Is it practical to use Uber to save on gasoline use and pollution? Actually, it’s not as safe as you might think at the moment. In reality, using Uber to “be green” is less than ideal.
And I’ll explain in just a second.
Recently, the ride-sharing giant announced it will move to a zero-emission fleet by the year 2040. In fact, the company is spending just shy of a billion dollars to do so.
The Pollution of Uber
Vehicles contribute to pollution levels, there’s no doubt about that. But, how much do you think ride-hailing services contribute?
According to a recent study, services like Uber and Lyft contribute 69% more pollution on average than if people were to drive their own vehicles.
How is the pollution that much higher? Because of the way ride-hailing services work.
For example, let’s say that you want to go from your house to a party that is five miles away. To drive your own car, it would be about a 10-mile round trip.
Now, let’s say you want to use an Uber. What if the driver is about two miles from your house? Instead of the straight five miles, there is now seven miles worth of driving involved just to get to the party.
What if your Uber driver is about three miles away at the end of the night? The entire experience has shifted a 10-mile adventure into 15. That’s because it’s highly unlikely you’ll have an Uber sitting outside of your house or parked waiting for the party to be over.
The bottom line is that ride-sharing vehicles are constantly in motion or sitting with the engine idle. The end result is a constant use of gas.
But What About Sharing a Car with Others?
One of the glories of public transport is the fact that many people can get on the bus instead of driving their own vehicles. This can considerably cut down on how much pollution is generated.
However, the same really can’t be said about companies like Uber and Lyft. In fact, out of the many times I’ve used one of these services, I’ve only shared the car once.
Most of the time, I’m riding by myself. In fact, you can choose that as an option when looking for a pickup.
My point is these services are not intended to be green methods of traveling. Yes, they’re convenient. But there was never the public argument how they curb CO2 emissions.
And for good reason…they don’t.
What is Uber Planning to Do?
First of all, the company is rolling out Uber Green.

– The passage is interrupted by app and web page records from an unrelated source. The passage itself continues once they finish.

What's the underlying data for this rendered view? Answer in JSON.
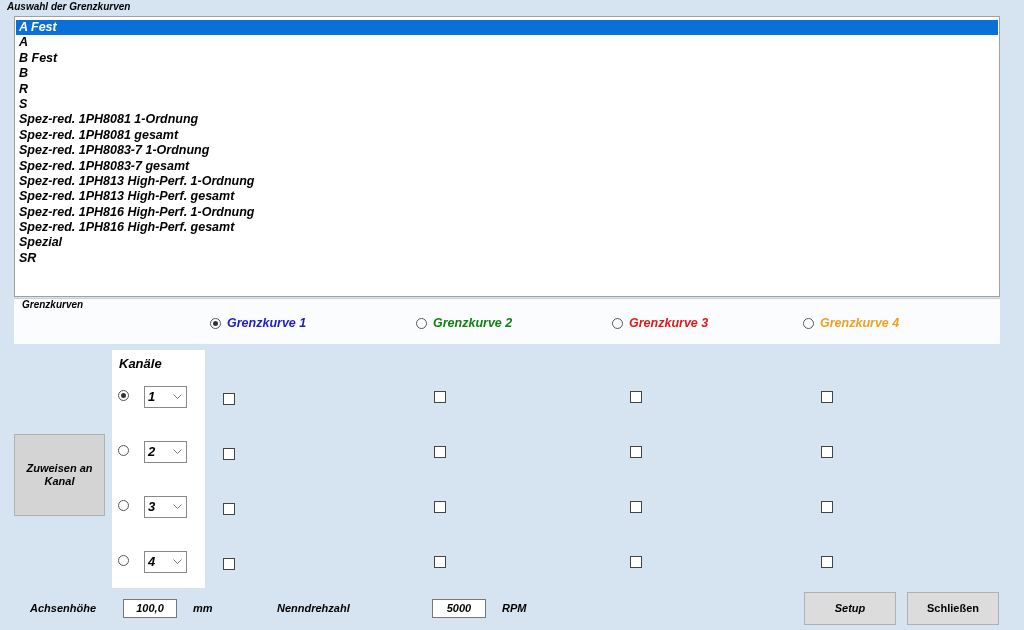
{
  "title": "Auswahl der Grenzkurven",
  "curve_list": {
    "items": [
      {
        "label": "A Fest",
        "selected": true
      },
      {
        "label": "A",
        "selected": false
      },
      {
        "label": "B Fest",
        "selected": false
      },
      {
        "label": "B",
        "selected": false
      },
      {
        "label": "R",
        "selected": false
      },
      {
        "label": "S",
        "selected": false
      },
      {
        "label": "Spez-red. 1PH8081 1-Ordnung",
        "selected": false
      },
      {
        "label": "Spez-red. 1PH8081 gesamt",
        "selected": false
      },
      {
        "label": "Spez-red. 1PH8083-7 1-Ordnung",
        "selected": false
      },
      {
        "label": "Spez-red. 1PH8083-7 gesamt",
        "selected": false
      },
      {
        "label": "Spez-red. 1PH813 High-Perf. 1-Ordnung",
        "selected": false
      },
      {
        "label": "Spez-red. 1PH813 High-Perf. gesamt",
        "selected": false
      },
      {
        "label": "Spez-red. 1PH816 High-Perf. 1-Ordnung",
        "selected": false
      },
      {
        "label": "Spez-red. 1PH816 High-Perf. gesamt",
        "selected": false
      },
      {
        "label": "Spezial",
        "selected": false
      },
      {
        "label": "SR",
        "selected": false
      }
    ]
  },
  "grenzkurven": {
    "label": "Grenzkurven",
    "options": [
      {
        "label": "Grenzkurve 1",
        "selected": true,
        "color": "#1c1cc8"
      },
      {
        "label": "Grenzkurve 2",
        "selected": false,
        "color": "#108010"
      },
      {
        "label": "Grenzkurve 3",
        "selected": false,
        "color": "#e01818"
      },
      {
        "label": "Grenzkurve 4",
        "selected": false,
        "color": "#f0a020"
      }
    ]
  },
  "assign_button": "Zuweisen an Kanal",
  "channels": {
    "label": "Kanäle",
    "rows": [
      {
        "selected": true,
        "value": "1",
        "checks": [
          false,
          false,
          false,
          false
        ]
      },
      {
        "selected": false,
        "value": "2",
        "checks": [
          false,
          false,
          false,
          false
        ]
      },
      {
        "selected": false,
        "value": "3",
        "checks": [
          false,
          false,
          false,
          false
        ]
      },
      {
        "selected": false,
        "value": "4",
        "checks": [
          false,
          false,
          false,
          false
        ]
      }
    ]
  },
  "axis_height": {
    "label": "Achsenhöhe",
    "value": "100,0",
    "unit": "mm"
  },
  "rated_speed": {
    "label": "Nenndrehzahl",
    "value": "5000",
    "unit": "RPM"
  },
  "buttons": [
    {
      "label": "Setup",
      "italic": true
    },
    {
      "label": "Schließen",
      "italic": false
    }
  ]
}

In this instance, riders can choose to spend an extra dollar to commute in an electric vehicle or hybrid. Though, this isn’t available in every city just yet.
Next, the company is committing to $800 million to move its fleet of vehicles to electric. A $1 surcharge from each ride using Uber Green is helping to subsidize the fleet.
Third, drivers who have EVs or hybrid vehicles will get an extra $0.50 for every trip completed. And if your vehicle is completely electric, you’ll get another $1 from the company. So, EVs can make an extra $1.50 per Uber Green trip.
If you don’t have an EV or hybrid vehicle, don’t worry. Uber is setting up plans with some of the biggest rental agencies in the world to supply drivers with a greater range of eco-friendly vehicles to rent.
And lastly, the company is focusing on battery swapping so that charging won’t be an issue for those who put in a full day of driving.
This isn’t a bad plan, and has potential to work out in both the company’s and the environment’s favor.
Will You Ride Uber Green?
I’ve never had a chance to ride in Uber Green as of yet. But, it will be something that I’ll keep an eye on. For one thing, I’ve never been driven around in an electric car. And it’s a great way to tell if I truly want one or not.
Still, it’s a step in the right direction. And I’m looking forward to seeing how much of an impact this actually makes on the world as a whole.
Michael has been interested in the practicality of living green for quite some time. He works closely with GreenGeeks Web Hosting as the Content Marketing Team Lead and an author of various articles.